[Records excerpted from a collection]
=== Begin Enclosure ===

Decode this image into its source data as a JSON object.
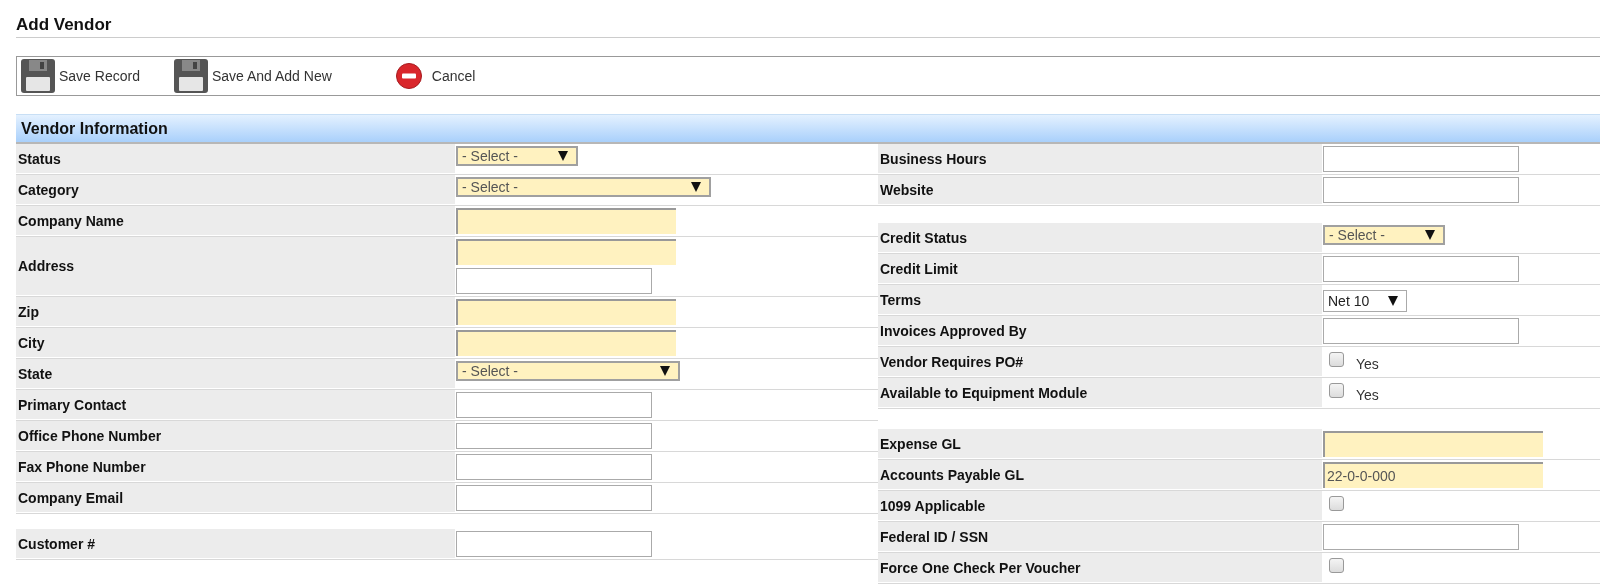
{
  "title": "Add Vendor",
  "toolbar": [
    {
      "kind": "save",
      "label": "Save Record"
    },
    {
      "kind": "save",
      "label": "Save And Add New"
    },
    {
      "kind": "cancel",
      "label": "Cancel"
    }
  ],
  "section": {
    "title": "Vendor Information"
  },
  "left": [
    {
      "rows": [
        {
          "label": "Status",
          "fields": [
            {
              "kind": "select",
              "value": "- Select -",
              "required": true
            }
          ]
        },
        {
          "label": "Category",
          "fields": [
            {
              "kind": "select",
              "value": "- Select -",
              "required": true
            }
          ]
        },
        {
          "label": "Company Name",
          "fields": [
            {
              "kind": "text",
              "required": true
            }
          ]
        },
        {
          "label": "Address",
          "fields": [
            {
              "kind": "text",
              "required": true
            },
            {
              "kind": "text",
              "required": false
            }
          ]
        },
        {
          "label": "Zip",
          "fields": [
            {
              "kind": "text",
              "required": true
            }
          ]
        },
        {
          "label": "City",
          "fields": [
            {
              "kind": "text",
              "required": true
            }
          ]
        },
        {
          "label": "State",
          "fields": [
            {
              "kind": "select",
              "value": "- Select -",
              "required": true
            }
          ]
        },
        {
          "label": "Primary Contact",
          "fields": [
            {
              "kind": "text",
              "required": false
            }
          ]
        },
        {
          "label": "Office Phone Number",
          "fields": [
            {
              "kind": "text",
              "required": false
            }
          ]
        },
        {
          "label": "Fax Phone Number",
          "fields": [
            {
              "kind": "text",
              "required": false
            }
          ]
        },
        {
          "label": "Company Email",
          "fields": [
            {
              "kind": "text",
              "required": false
            }
          ]
        }
      ]
    },
    {
      "rows": [
        {
          "label": "Customer #",
          "fields": [
            {
              "kind": "text",
              "required": false
            }
          ]
        }
      ]
    }
  ],
  "right": [
    {
      "rows": [
        {
          "label": "Business Hours",
          "fields": [
            {
              "kind": "text",
              "required": false
            }
          ]
        },
        {
          "label": "Website",
          "fields": [
            {
              "kind": "text",
              "required": false
            }
          ]
        }
      ]
    },
    {
      "rows": [
        {
          "label": "Credit Status",
          "fields": [
            {
              "kind": "select",
              "value": "- Select -",
              "required": true
            }
          ]
        },
        {
          "label": "Credit Limit",
          "fields": [
            {
              "kind": "text",
              "required": false
            }
          ]
        },
        {
          "label": "Terms",
          "fields": [
            {
              "kind": "select",
              "value": "Net 10",
              "required": false
            }
          ]
        },
        {
          "label": "Invoices Approved By",
          "fields": [
            {
              "kind": "text",
              "required": false
            }
          ]
        },
        {
          "label": "Vendor Requires PO#",
          "fields": [
            {
              "kind": "checkbox",
              "checked": false,
              "text": "Yes"
            }
          ]
        },
        {
          "label": "Available to Equipment Module",
          "fields": [
            {
              "kind": "checkbox",
              "checked": false,
              "text": "Yes"
            }
          ]
        }
      ]
    },
    {
      "rows": [
        {
          "label": "Expense GL",
          "fields": [
            {
              "kind": "text",
              "required": true
            }
          ]
        },
        {
          "label": "Accounts Payable GL",
          "fields": [
            {
              "kind": "text",
              "required": true,
              "value": "22-0-0-000"
            }
          ]
        },
        {
          "label": "1099 Applicable",
          "fields": [
            {
              "kind": "checkbox",
              "checked": false
            }
          ]
        },
        {
          "label": "Federal ID / SSN",
          "fields": [
            {
              "kind": "text",
              "required": false
            }
          ]
        },
        {
          "label": "Force One Check Per Voucher",
          "fields": [
            {
              "kind": "checkbox",
              "checked": false
            }
          ]
        }
      ]
    }
  ]
}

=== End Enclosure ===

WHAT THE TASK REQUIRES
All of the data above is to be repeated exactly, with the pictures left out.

FINISHED EXERCISE
Decode this image into its source data as a JSON object.
{
  "title": "Add Vendor",
  "toolbar": [
    {
      "kind": "save",
      "label": "Save Record"
    },
    {
      "kind": "save",
      "label": "Save And Add New"
    },
    {
      "kind": "cancel",
      "label": "Cancel"
    }
  ],
  "section": {
    "title": "Vendor Information"
  },
  "left": [
    {
      "rows": [
        {
          "label": "Status",
          "fields": [
            {
              "kind": "select",
              "value": "- Select -",
              "required": true
            }
          ]
        },
        {
          "label": "Category",
          "fields": [
            {
              "kind": "select",
              "value": "- Select -",
              "required": true
            }
          ]
        },
        {
          "label": "Company Name",
          "fields": [
            {
              "kind": "text",
              "required": true
            }
          ]
        },
        {
          "label": "Address",
          "fields": [
            {
              "kind": "text",
              "required": true
            },
            {
              "kind": "text",
              "required": false
            }
          ]
        },
        {
          "label": "Zip",
          "fields": [
            {
              "kind": "text",
              "required": true
            }
          ]
        },
        {
          "label": "City",
          "fields": [
            {
              "kind": "text",
              "required": true
            }
          ]
        },
        {
          "label": "State",
          "fields": [
            {
              "kind": "select",
              "value": "- Select -",
              "required": true
            }
          ]
        },
        {
          "label": "Primary Contact",
          "fields": [
            {
              "kind": "text",
              "required": false
            }
          ]
        },
        {
          "label": "Office Phone Number",
          "fields": [
            {
              "kind": "text",
              "required": false
            }
          ]
        },
        {
          "label": "Fax Phone Number",
          "fields": [
            {
              "kind": "text",
              "required": false
            }
          ]
        },
        {
          "label": "Company Email",
          "fields": [
            {
              "kind": "text",
              "required": false
            }
          ]
        }
      ]
    },
    {
      "rows": [
        {
          "label": "Customer #",
          "fields": [
            {
              "kind": "text",
              "required": false
            }
          ]
        }
      ]
    }
  ],
  "right": [
    {
      "rows": [
        {
          "label": "Business Hours",
          "fields": [
            {
              "kind": "text",
              "required": false
            }
          ]
        },
        {
          "label": "Website",
          "fields": [
            {
              "kind": "text",
              "required": false
            }
          ]
        }
      ]
    },
    {
      "rows": [
        {
          "label": "Credit Status",
          "fields": [
            {
              "kind": "select",
              "value": "- Select -",
              "required": true
            }
          ]
        },
        {
          "label": "Credit Limit",
          "fields": [
            {
              "kind": "text",
              "required": false
            }
          ]
        },
        {
          "label": "Terms",
          "fields": [
            {
              "kind": "select",
              "value": "Net 10",
              "required": false
            }
          ]
        },
        {
          "label": "Invoices Approved By",
          "fields": [
            {
              "kind": "text",
              "required": false
            }
          ]
        },
        {
          "label": "Vendor Requires PO#",
          "fields": [
            {
              "kind": "checkbox",
              "checked": false,
              "text": "Yes"
            }
          ]
        },
        {
          "label": "Available to Equipment Module",
          "fields": [
            {
              "kind": "checkbox",
              "checked": false,
              "text": "Yes"
            }
          ]
        }
      ]
    },
    {
      "rows": [
        {
          "label": "Expense GL",
          "fields": [
            {
              "kind": "text",
              "required": true
            }
          ]
        },
        {
          "label": "Accounts Payable GL",
          "fields": [
            {
              "kind": "text",
              "required": true,
              "value": "22-0-0-000"
            }
          ]
        },
        {
          "label": "1099 Applicable",
          "fields": [
            {
              "kind": "checkbox",
              "checked": false
            }
          ]
        },
        {
          "label": "Federal ID / SSN",
          "fields": [
            {
              "kind": "text",
              "required": false
            }
          ]
        },
        {
          "label": "Force One Check Per Voucher",
          "fields": [
            {
              "kind": "checkbox",
              "checked": false
            }
          ]
        }
      ]
    }
  ]
}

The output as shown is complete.